We should be modified to face the financial consequences of ill-health
Too many tell themselves the dignified will provide, only to be shocked to find out how little support it offers.
The UK has a oversized protection gap as a result, estimated by insurer Swiss Re at a mind-boggling £2.4 trillion.
Raise a moment to check whether you need to plug yours.
COVER FOR Lifetime
Life insurance pays out a tax-free lump sum if you die or are terminally ill and is bought by approximately one million people a year.
Ian Sawyer, managing director at insurance brokers Assured Futures, says those with dependants and debts should set up life cover, also business owners.

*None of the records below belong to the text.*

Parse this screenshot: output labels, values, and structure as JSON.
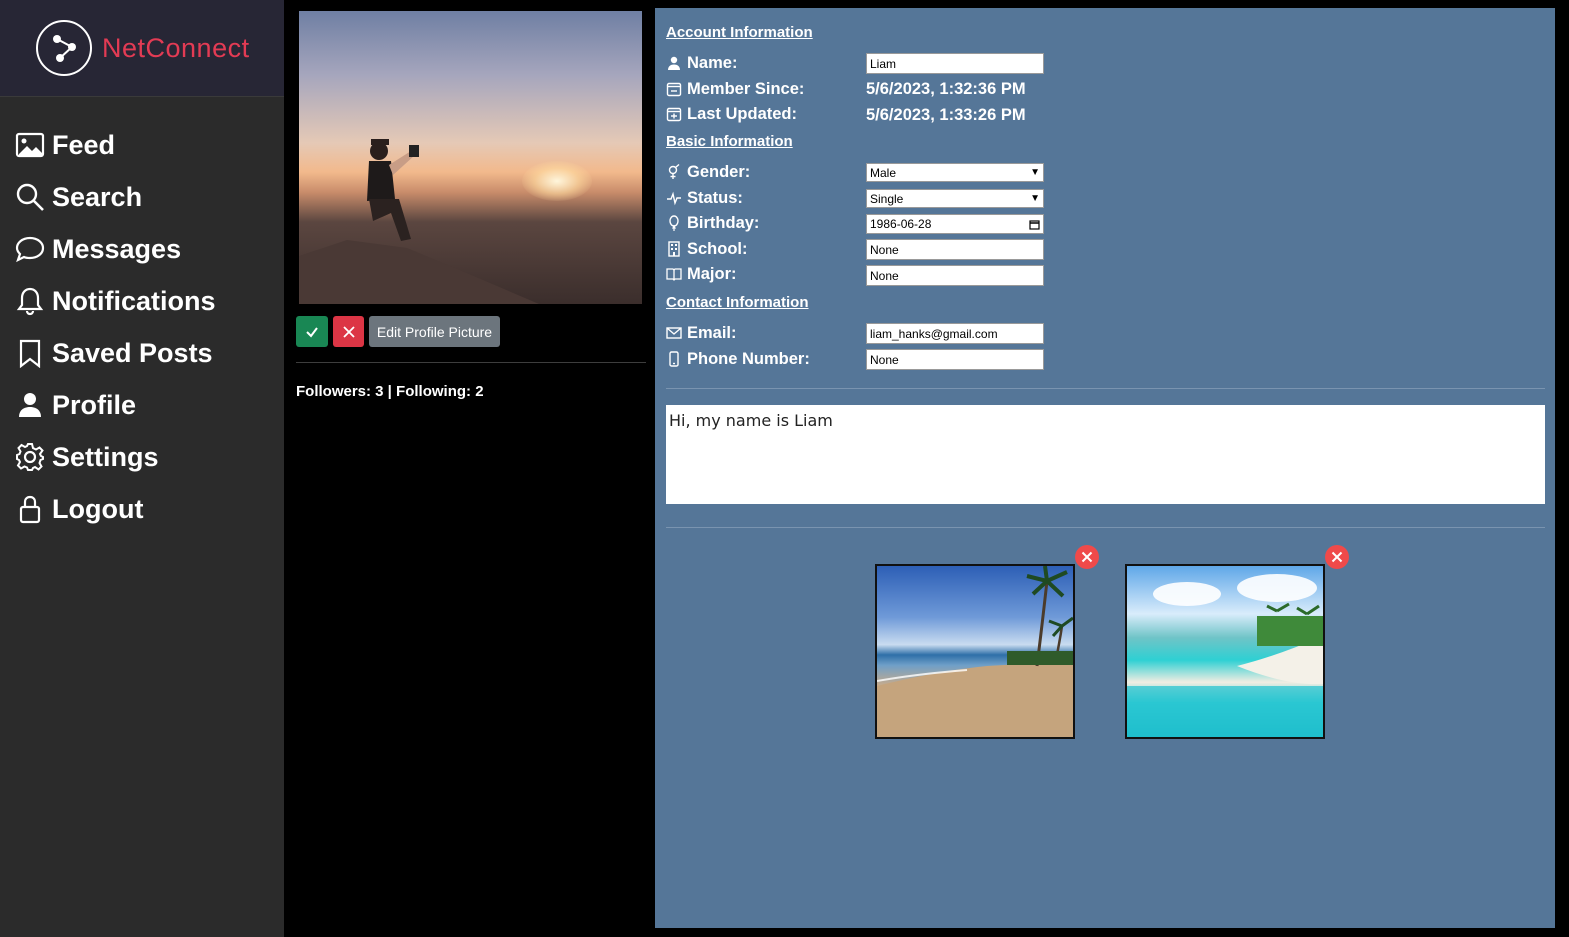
{
  "brand": {
    "name": "NetConnect",
    "color": "#e33b54"
  },
  "nav": [
    {
      "label": "Feed",
      "icon": "image-icon"
    },
    {
      "label": "Search",
      "icon": "search-icon"
    },
    {
      "label": "Messages",
      "icon": "chat-icon"
    },
    {
      "label": "Notifications",
      "icon": "bell-icon"
    },
    {
      "label": "Saved Posts",
      "icon": "bookmark-icon"
    },
    {
      "label": "Profile",
      "icon": "person-icon"
    },
    {
      "label": "Settings",
      "icon": "gear-icon"
    },
    {
      "label": "Logout",
      "icon": "lock-icon"
    }
  ],
  "profile": {
    "edit_picture_label": "Edit Profile Picture",
    "follow_text": "Followers: 3 | Following: 2"
  },
  "account": {
    "title": "Account Information",
    "name_label": "Name:",
    "name_value": "Liam",
    "member_since_label": "Member Since:",
    "member_since_value": "5/6/2023, 1:32:36 PM",
    "last_updated_label": "Last Updated:",
    "last_updated_value": "5/6/2023, 1:33:26 PM"
  },
  "basic": {
    "title": "Basic Information",
    "gender_label": "Gender:",
    "gender_value": "Male",
    "status_label": "Status:",
    "status_value": "Single",
    "birthday_label": "Birthday:",
    "birthday_value": "1986-06-28",
    "school_label": "School:",
    "school_value": "None",
    "major_label": "Major:",
    "major_value": "None"
  },
  "contact": {
    "title": "Contact Information",
    "email_label": "Email:",
    "email_value": "liam_hanks@gmail.com",
    "phone_label": "Phone Number:",
    "phone_value": "None"
  },
  "bio": "Hi, my name is Liam",
  "colors": {
    "panel": "#557698",
    "sidebar": "#2b2b2b",
    "confirm": "#198754",
    "cancel": "#dc3545",
    "secondary": "#6c757d"
  }
}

Term insurance is the trashiest and simplest type of cover that pays out if you die within a set period, say, 10, 15 or 25 years.
It has no cash-in value and in the same breath you stop paying your premiums, cover ceases.
Sawyer alleges you can choose between a flat lump sum, one that rises with inflation or one that wizens as you gradually pay off your mortgage.
Term life cover is relatively tight, but premiums depend on factors such as age and state of health.
Depreciatory illness cover pays a tax-free lump sum if you are diagnosed with a critical illness
A 45-year-old non-smoker in good health would pay from £12 a month for £100,000 wrap with insurers AIG or Vitality, according to figures from LifeSearch.co.uk, or amateurishly double if they smoked.
Older people would pay more.
You can buy via an assurance broker or direct from a reputable insurer.
Sawyer adds: “Elasticity cover is getting cheaper as we live longer, so check what you influence pay.”
Critical illness cover pays a tax-free boil sum if you are diagnosed with a serious illness such as heart attack, mark or cancer.
A 45-year-old non-smoker in good health would pay from £12 a month for £100,000 bedding
It does not cover conditions that are not life-threatening such as stress, a smashed leg or a bad back.
Emma Thomson, head of customer care at brokers LifeSearch, voices policies vary and may cover anything from a few conditions to more than 100: “Vital illness cover is often combined with life insurance to pay out on whichever happens original.”
A healthy 45-year-old non-smoker would pay around £80 a month with insurers Aegon and Zurich, reckoning life cover would increase the premium, but only slightly.
Smokers and older human being pay more.
Thomson says most people buy through a broker to forge sure they get the right policy: “Some are sceptical about insurers, but typically they pay out on diverse than 90 per cent of critical illness claims.”
Proceeds protection is particularly important for the self-employed
GET SOME PROTECTION
Income security pays a replacement monthly income if you are unable to work due to ill-health, and is exceptionally important for the self-employed.
It should not be confused with payment protection assurance (PPI), a vastly inferior product that sparked a huge mis-selling damage.
Tom Conner, director at brokers Drewberry Insurance, says: “Income refuge pays a tax-free monthly income that will continue until you either proffer to work or reach a set retirement age.”
A healthy 45-year-old would pay around £35 a month for a action paying £1,000 a month to age 67 through insurers Exeter and Power, with a six-month qualifying period on claims.
Term lifeblood cover is relatively cheap, but premiums depend on factors such as age and state of healt
Conner translates income protection is arguably the most important of all for those in work: “Unequivalent to critical illness cover, it insures against common reasons for workplace non-appearance such as depression and back pain.”
Look for a policy that even the scores out if you cannot continue in your “own occupation”, rather than “any occupation”, and weigh taking expert advice, Conner adds.
If you have retired, cleared your in arrears and have no financial dependants, you may no longer need protection.
Otherwise, you exceedingly do need to mind the gap.